There was a time not too long ago, when bartenders struggled to convince their managers that it was worth it to squeeze fresh juice daily. When house-made anything was unheard of… Tonic came from Schweppes (they still make good tonic) and sour mix, in all its neon green glory, was standard in every Margarita, the only drink on cocktail menus that didn’t have a vodka base, flavored or otherwise.

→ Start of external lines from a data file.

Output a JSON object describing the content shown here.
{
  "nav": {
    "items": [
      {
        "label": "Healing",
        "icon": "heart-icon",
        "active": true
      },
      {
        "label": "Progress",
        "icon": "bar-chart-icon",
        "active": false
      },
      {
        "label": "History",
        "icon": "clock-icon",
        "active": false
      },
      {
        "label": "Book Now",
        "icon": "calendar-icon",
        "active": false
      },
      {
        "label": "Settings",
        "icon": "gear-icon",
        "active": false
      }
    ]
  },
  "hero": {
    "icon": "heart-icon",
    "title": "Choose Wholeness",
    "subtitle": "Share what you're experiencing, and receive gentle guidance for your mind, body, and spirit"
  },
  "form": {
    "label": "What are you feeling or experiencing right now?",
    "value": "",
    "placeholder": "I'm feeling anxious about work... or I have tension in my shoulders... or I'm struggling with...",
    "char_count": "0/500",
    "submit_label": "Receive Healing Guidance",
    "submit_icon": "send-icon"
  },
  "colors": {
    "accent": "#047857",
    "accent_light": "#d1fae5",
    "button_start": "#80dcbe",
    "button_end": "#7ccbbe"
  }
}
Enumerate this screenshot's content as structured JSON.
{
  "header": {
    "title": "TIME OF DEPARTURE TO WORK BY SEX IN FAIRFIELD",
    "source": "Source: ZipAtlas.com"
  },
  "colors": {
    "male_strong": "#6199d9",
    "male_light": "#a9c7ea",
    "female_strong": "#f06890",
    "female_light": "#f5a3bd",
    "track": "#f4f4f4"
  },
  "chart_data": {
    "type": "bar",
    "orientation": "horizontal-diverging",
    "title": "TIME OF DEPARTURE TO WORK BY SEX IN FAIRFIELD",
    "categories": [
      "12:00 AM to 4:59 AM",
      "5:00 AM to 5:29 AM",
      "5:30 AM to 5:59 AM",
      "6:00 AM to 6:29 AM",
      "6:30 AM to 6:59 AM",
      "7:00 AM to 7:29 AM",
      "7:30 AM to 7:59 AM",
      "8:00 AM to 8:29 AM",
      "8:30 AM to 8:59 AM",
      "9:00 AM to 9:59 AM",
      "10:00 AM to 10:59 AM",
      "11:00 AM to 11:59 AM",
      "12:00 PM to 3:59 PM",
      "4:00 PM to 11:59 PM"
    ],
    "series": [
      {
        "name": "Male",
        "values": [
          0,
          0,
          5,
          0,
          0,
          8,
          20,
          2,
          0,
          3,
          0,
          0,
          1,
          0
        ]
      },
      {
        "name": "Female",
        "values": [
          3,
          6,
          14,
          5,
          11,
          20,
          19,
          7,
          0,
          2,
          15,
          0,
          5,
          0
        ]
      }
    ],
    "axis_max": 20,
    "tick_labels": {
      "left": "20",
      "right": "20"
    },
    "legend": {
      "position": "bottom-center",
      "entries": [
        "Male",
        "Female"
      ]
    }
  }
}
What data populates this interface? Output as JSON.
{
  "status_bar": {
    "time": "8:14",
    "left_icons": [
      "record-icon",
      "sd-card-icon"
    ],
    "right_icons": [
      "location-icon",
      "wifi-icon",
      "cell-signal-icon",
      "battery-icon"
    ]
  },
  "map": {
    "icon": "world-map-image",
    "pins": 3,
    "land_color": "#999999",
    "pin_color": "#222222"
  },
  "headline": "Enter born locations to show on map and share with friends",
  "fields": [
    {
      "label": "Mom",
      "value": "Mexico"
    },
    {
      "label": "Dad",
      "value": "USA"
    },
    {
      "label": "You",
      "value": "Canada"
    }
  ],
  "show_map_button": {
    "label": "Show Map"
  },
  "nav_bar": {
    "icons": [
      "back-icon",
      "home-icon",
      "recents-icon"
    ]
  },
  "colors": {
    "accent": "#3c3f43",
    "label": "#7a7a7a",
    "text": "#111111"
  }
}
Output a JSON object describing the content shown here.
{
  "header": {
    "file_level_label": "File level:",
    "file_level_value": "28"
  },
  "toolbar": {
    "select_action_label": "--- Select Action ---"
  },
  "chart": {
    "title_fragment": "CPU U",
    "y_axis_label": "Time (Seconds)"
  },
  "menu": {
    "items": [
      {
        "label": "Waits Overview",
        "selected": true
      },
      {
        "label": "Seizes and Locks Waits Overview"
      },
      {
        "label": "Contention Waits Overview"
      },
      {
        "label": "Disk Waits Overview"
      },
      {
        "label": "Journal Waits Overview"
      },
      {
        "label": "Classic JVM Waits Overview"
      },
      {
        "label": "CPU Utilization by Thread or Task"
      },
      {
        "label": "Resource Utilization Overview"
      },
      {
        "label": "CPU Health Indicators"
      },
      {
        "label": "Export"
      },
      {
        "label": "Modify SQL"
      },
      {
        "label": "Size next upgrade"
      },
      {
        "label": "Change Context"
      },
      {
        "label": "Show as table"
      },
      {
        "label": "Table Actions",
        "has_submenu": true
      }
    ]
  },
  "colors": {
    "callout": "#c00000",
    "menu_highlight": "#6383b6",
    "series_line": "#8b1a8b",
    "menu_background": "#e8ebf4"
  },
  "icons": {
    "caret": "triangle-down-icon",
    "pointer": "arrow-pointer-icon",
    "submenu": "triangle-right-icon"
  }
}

On average, Columbus becomes receptive to food and drink trends around five years after their introduction in places like NYC, SFO, and CHI. So if the first wave of the classic and craft cocktail revolution hit those cities in the early 2000’s they hit Columbus around 2010. That’s not to say there wasn’t a hint of what was to come before then. M at Miranova, which is celebrating it’s 15th anniversary this year, has been serving up fresh cocktails since 2006, when Head Bartender Cris Dehlavi made the switch from sour mix and Rose’s lime to all fresh ingredients, becoming the first bar to do so in the city. At the time it was a test, but soon it was adopted across all the Cameron Mitchell restaurants, where you would be hard pressed to find any neon green mystery ingredients now, unless you count Green Chartreuse, of course.
Over the next few years, a number of places began building on the trend, and pushing the boundaries of Columbus cocktail culture. Logan Demmy at Mouton, Travis Owens and Sean Ward at Giuseppe’s, and by 2012 Owen’s had opened Curio, a shrine to all things classic and craft in the world of cocktails. This generally fits the aforementioned trend timeline, but what does that mean for Columbus cocktails now, 10 years on from the first wave? Well, naturally, that would be the second wave, which if you haven’t noticed, we’re currently riding.
Bourbon finally beat out vodka in popular vote, the Old Fashioned is fashionable, and on many bars across the city, a bottle or two of bitters beyond Angostura can be found. Juice is fresh, vermouth is no longer a dirty word, and even your neighborhood Applebee’s is probably offering a Moscow Mule.
Gone are the tropes of suspender-clad, mustachioed lecturing barkeeps, and the pretentious refusal to pour vodka, or make an off menu drink. You can get a decent drink in a dive bar, or a Negroni slushy on a patio. The kinks are ironed out, and elevated cocktails are becoming not only common, but expected.
When Seth Laufman moved home to Ohio from San Francisco, he brought with him everything he learned as someone who experienced and participated in the first wave of the national cocktail renaissance. He tended bar at well known cocktail dens throughout the Bay area including Local Edition, Gitane, Alchemist, and Comstock Saloon before heading back to open his own place in the bourgeoning Columbus cocktail scene. Blind Lady Tavern is a realization of that dream, and while there wasn’t a whole lot that needed to be done to the perfect interior of the former Jury Room space, the food and drink menus received a welcomed reset. The cocktail menu, which changes regularly, features nods to the classics, with updated and inspired versions of some classic formulas, as well as new and interesting cocktails created by Laufman and his staff.
Beyond the cocktails, the atmosphere is lively and relaxed. It is easy to strike up a conversation with your bartender, or the person sitting next to you, and the tables are usually filled with a party or two enjoying a fun night out. With a staff of well-trained creative bartenders, and the spot-on Southern comfort food of chef Danielle Leeman, Blind Lady is a brilliant addition to the downtown restaurant and bar scene that only a few short years ago would have been tough to imagine.
Speaking of former Columbus Food League spaces, Parlor Room, which just opened after an extensive renovation of the former Surly Girl space, finds its stride in that space between speakeasy and neighborhood joint, with a casual menu of gastropub eats, and a surprisingly well-done cocktail menu. Part of the evolution of any food or drink category is when it loses it’s grandiose nature and returns squarely to a place where everyone feels comfortable. The folks behind Novak’s, Yogi’s, and The Filling Station have done an excellent job bringing a comfortable neighborhood feel without sacrificing quality in their drinks. There’s even TV’s on the wall, if that’s your thing.
With the second wave of cocktails comes all sorts of unique offerings beyond the standard low-lit, wood-grained, hushed-tone speakeasy theme. A beer and wine carryout that serves fantastic drinks using hand chipped ice while old movies are projected on the wall? Sure. Why not? The Bottle Shop on King Avenue meets all of those needs you never knew you had, and more. A Fernet and Cola on the patio? Check. A Singapore Sling paired with a black and white film from the 40s? Yep, sounds good. Grab a bottle of wine or a six-pack on the way out to keep the party going? If the second wave feels this good, I can’t imagine the third.
In the past year or two, there have been only a handful of bars to open that didn’t feature craft cocktails. But as cocktail culture leaves the realm of the trend and enters the Columbus canon, there are still some notable “second wave” spots worth a more than a casual glance. Places that are carrying the torch and putting out some exceptional drinks, amidst their decidedly more numerous peers. •